**** RAW DATA ****

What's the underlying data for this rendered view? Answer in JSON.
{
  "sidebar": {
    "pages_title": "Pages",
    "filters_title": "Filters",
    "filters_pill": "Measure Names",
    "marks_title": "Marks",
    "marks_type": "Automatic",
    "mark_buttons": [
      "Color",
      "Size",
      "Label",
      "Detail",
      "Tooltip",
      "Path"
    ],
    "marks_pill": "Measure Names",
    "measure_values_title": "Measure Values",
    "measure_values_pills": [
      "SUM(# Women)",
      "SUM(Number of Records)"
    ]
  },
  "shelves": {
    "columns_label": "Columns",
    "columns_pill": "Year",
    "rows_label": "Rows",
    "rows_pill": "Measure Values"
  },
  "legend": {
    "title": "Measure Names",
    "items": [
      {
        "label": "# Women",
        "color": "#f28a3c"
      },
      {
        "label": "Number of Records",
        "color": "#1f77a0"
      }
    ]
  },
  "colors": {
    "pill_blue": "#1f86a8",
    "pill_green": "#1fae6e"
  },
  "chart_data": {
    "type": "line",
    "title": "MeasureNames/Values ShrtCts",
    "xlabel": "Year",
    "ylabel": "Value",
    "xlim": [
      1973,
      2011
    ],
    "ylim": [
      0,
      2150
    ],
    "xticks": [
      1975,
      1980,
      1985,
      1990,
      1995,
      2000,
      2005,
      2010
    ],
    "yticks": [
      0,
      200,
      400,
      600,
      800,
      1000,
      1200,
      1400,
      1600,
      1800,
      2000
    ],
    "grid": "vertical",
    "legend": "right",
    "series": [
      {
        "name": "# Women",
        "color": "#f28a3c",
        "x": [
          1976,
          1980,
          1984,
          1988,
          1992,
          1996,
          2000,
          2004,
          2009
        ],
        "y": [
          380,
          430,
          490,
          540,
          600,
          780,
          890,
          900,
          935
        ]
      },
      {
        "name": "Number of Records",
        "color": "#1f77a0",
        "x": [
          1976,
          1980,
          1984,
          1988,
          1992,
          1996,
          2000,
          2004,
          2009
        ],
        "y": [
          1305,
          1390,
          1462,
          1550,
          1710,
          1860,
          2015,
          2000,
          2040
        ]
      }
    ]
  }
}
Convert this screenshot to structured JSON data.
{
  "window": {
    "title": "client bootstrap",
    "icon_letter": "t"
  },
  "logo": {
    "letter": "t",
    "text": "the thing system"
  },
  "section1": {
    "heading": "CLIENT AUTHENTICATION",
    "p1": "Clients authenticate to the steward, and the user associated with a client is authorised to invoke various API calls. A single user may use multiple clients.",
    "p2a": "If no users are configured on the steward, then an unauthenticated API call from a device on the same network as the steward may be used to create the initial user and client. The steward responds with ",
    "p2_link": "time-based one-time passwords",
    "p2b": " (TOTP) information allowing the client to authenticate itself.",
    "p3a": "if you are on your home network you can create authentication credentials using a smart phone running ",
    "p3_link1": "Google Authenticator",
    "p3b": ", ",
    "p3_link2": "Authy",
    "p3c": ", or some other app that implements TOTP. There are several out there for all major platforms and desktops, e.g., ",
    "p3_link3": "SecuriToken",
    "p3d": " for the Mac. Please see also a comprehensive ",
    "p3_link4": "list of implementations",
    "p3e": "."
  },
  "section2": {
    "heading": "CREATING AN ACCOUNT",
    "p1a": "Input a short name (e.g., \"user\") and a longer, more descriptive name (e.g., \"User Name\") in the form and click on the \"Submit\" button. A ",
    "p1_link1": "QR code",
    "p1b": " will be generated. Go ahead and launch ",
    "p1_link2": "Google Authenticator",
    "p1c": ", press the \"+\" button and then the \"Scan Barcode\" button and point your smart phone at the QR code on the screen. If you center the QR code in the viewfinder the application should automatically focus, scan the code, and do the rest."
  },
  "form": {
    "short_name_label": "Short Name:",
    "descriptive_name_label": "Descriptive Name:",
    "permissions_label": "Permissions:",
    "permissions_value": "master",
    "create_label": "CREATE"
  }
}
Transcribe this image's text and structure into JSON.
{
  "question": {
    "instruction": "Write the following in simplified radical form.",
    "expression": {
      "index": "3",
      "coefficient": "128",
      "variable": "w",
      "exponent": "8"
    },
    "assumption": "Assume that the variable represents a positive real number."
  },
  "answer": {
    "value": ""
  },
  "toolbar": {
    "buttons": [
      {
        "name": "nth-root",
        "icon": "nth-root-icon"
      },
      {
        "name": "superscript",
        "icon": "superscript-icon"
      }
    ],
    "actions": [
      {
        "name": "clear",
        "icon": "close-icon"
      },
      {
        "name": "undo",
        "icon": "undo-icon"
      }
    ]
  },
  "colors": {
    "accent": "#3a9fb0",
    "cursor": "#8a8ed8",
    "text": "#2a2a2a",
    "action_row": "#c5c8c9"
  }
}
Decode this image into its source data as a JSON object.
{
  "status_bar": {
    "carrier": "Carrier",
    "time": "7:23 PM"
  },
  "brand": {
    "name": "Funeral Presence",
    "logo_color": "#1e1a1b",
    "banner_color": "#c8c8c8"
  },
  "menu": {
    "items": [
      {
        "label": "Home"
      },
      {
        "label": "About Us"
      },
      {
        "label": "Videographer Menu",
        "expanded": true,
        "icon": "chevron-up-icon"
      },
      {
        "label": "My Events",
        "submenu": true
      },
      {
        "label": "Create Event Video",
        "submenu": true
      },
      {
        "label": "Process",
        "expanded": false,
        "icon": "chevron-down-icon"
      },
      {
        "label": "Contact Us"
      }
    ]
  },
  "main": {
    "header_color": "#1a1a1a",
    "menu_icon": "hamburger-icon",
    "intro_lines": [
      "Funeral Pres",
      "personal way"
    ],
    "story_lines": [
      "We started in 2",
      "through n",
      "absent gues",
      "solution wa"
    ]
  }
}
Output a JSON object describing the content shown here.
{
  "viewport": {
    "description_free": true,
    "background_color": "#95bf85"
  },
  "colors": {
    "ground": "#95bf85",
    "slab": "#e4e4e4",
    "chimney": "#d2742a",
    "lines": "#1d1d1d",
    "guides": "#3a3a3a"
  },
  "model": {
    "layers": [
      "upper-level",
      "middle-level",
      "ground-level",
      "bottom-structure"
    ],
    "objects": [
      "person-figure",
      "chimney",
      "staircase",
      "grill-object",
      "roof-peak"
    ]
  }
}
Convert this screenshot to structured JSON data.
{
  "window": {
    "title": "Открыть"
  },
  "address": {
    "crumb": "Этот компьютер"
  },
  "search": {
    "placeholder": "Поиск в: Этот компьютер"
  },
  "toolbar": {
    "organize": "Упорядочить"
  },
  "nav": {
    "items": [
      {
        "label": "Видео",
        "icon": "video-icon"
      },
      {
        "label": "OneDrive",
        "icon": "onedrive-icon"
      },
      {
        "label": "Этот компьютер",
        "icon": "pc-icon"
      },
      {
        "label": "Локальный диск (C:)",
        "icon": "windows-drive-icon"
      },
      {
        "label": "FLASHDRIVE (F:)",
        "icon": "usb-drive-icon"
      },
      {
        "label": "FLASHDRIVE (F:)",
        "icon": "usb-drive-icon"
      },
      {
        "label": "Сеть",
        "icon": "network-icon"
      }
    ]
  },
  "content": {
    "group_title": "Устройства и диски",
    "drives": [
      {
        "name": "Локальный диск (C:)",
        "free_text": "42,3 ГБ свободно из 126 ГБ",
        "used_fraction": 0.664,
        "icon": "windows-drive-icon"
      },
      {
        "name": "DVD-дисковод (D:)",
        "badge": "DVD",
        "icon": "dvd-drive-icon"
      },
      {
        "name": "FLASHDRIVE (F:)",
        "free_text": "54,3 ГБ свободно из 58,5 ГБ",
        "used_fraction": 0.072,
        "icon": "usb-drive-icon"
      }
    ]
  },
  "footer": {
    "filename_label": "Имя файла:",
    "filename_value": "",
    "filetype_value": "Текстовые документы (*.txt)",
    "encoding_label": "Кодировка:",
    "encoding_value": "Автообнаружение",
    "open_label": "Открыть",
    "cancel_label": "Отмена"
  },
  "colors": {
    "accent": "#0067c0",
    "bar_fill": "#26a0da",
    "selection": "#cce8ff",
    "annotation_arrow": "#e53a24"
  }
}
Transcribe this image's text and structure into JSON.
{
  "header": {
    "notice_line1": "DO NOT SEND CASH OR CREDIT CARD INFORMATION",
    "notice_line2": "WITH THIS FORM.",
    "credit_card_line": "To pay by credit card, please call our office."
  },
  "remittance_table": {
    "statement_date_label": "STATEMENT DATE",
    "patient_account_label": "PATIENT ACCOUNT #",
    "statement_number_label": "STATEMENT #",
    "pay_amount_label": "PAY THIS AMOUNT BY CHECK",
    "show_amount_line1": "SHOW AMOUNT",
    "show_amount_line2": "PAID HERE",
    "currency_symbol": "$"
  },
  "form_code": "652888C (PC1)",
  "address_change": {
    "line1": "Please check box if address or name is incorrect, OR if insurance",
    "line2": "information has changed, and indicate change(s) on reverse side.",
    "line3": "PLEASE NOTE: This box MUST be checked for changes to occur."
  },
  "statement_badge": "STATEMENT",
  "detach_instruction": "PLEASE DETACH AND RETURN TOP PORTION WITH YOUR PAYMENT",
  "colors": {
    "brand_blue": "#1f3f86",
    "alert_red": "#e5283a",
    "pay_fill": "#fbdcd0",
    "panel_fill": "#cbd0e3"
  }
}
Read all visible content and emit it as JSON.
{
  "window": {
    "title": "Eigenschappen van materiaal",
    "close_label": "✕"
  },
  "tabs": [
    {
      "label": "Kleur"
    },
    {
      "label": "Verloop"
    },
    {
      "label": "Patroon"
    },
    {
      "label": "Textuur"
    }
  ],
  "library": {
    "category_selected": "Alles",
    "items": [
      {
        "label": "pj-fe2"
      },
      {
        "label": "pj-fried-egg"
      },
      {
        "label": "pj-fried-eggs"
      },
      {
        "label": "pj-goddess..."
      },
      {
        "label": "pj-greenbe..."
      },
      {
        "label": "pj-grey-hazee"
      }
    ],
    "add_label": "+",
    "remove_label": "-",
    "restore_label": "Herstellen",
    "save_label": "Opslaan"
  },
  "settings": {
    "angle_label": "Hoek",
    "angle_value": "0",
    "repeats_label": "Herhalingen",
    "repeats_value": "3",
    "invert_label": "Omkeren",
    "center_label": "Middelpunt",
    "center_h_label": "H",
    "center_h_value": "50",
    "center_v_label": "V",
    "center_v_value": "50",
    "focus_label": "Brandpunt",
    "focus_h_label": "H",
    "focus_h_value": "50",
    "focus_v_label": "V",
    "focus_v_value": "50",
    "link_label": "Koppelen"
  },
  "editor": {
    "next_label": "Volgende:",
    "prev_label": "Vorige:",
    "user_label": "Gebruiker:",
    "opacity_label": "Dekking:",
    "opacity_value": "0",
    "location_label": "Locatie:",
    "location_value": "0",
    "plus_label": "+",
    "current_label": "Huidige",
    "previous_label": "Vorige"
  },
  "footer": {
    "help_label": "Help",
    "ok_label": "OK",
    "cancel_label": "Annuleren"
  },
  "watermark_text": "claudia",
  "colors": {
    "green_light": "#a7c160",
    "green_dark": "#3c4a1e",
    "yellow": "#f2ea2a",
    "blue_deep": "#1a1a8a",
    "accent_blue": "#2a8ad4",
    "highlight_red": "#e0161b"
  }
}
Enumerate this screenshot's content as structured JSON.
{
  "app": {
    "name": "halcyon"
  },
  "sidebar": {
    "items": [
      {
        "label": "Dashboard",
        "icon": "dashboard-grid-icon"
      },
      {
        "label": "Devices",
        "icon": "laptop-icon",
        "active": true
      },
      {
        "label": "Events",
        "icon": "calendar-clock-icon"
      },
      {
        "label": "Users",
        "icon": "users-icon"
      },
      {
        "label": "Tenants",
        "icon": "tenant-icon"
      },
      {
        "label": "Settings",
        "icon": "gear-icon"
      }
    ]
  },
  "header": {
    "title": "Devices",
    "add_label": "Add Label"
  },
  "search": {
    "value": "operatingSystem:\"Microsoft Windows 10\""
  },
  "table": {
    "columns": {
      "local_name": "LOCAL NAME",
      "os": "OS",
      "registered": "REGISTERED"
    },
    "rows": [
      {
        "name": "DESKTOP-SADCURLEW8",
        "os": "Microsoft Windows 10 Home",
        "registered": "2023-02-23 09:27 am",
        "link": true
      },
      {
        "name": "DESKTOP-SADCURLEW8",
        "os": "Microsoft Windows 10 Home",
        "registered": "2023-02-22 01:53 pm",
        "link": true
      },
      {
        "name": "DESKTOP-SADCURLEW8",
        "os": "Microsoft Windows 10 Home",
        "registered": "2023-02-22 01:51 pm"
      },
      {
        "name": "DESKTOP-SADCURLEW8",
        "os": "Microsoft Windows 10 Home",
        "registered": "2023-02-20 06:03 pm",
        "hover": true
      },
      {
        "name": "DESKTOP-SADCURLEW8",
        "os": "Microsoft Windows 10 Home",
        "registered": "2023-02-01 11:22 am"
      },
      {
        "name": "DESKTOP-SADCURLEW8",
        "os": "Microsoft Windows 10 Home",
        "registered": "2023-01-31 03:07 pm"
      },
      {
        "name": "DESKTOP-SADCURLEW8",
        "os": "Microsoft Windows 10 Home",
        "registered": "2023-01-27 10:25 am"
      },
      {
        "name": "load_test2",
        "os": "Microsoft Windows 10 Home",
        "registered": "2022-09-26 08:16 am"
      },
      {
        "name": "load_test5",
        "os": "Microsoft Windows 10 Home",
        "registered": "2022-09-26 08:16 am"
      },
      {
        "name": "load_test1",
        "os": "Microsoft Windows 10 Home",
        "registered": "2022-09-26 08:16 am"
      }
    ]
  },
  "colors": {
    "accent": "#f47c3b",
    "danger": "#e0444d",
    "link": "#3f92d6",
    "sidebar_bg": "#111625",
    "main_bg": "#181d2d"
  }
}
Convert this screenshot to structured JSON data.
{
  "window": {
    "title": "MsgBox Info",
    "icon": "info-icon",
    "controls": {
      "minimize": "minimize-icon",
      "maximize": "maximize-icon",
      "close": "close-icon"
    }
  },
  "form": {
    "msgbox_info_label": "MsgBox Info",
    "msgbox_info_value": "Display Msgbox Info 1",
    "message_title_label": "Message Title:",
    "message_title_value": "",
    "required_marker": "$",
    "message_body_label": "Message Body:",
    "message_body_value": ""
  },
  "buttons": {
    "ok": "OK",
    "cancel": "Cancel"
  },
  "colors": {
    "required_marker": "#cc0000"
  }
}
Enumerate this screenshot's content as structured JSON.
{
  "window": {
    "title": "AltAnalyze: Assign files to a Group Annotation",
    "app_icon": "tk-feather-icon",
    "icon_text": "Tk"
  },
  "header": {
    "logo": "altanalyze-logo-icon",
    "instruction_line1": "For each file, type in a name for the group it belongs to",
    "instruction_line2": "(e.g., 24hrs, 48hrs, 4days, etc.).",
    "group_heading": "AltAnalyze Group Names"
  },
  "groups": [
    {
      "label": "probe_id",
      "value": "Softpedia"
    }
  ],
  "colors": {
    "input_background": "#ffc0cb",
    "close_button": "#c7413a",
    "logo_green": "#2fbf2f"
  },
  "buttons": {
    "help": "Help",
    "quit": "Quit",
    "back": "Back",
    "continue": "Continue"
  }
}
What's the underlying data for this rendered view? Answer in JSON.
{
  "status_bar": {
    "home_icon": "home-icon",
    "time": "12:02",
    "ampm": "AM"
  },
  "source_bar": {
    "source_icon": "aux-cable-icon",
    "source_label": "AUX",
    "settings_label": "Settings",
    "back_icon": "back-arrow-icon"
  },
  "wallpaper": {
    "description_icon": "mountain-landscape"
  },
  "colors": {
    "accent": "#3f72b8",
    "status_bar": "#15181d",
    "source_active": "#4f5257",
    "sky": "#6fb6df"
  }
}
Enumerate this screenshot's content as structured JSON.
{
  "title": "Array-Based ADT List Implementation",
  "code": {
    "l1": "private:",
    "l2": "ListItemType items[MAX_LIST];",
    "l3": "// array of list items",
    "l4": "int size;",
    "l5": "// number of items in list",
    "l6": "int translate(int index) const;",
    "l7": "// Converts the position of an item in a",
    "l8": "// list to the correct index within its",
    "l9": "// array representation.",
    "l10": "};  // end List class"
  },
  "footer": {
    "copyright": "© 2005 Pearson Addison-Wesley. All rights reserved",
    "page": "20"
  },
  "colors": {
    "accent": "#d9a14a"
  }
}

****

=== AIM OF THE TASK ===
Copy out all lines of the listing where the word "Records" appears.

=== RESPONSE ===
      "SUM(Number of Records)"
        "label": "Number of Records",
        "name": "Number of Records",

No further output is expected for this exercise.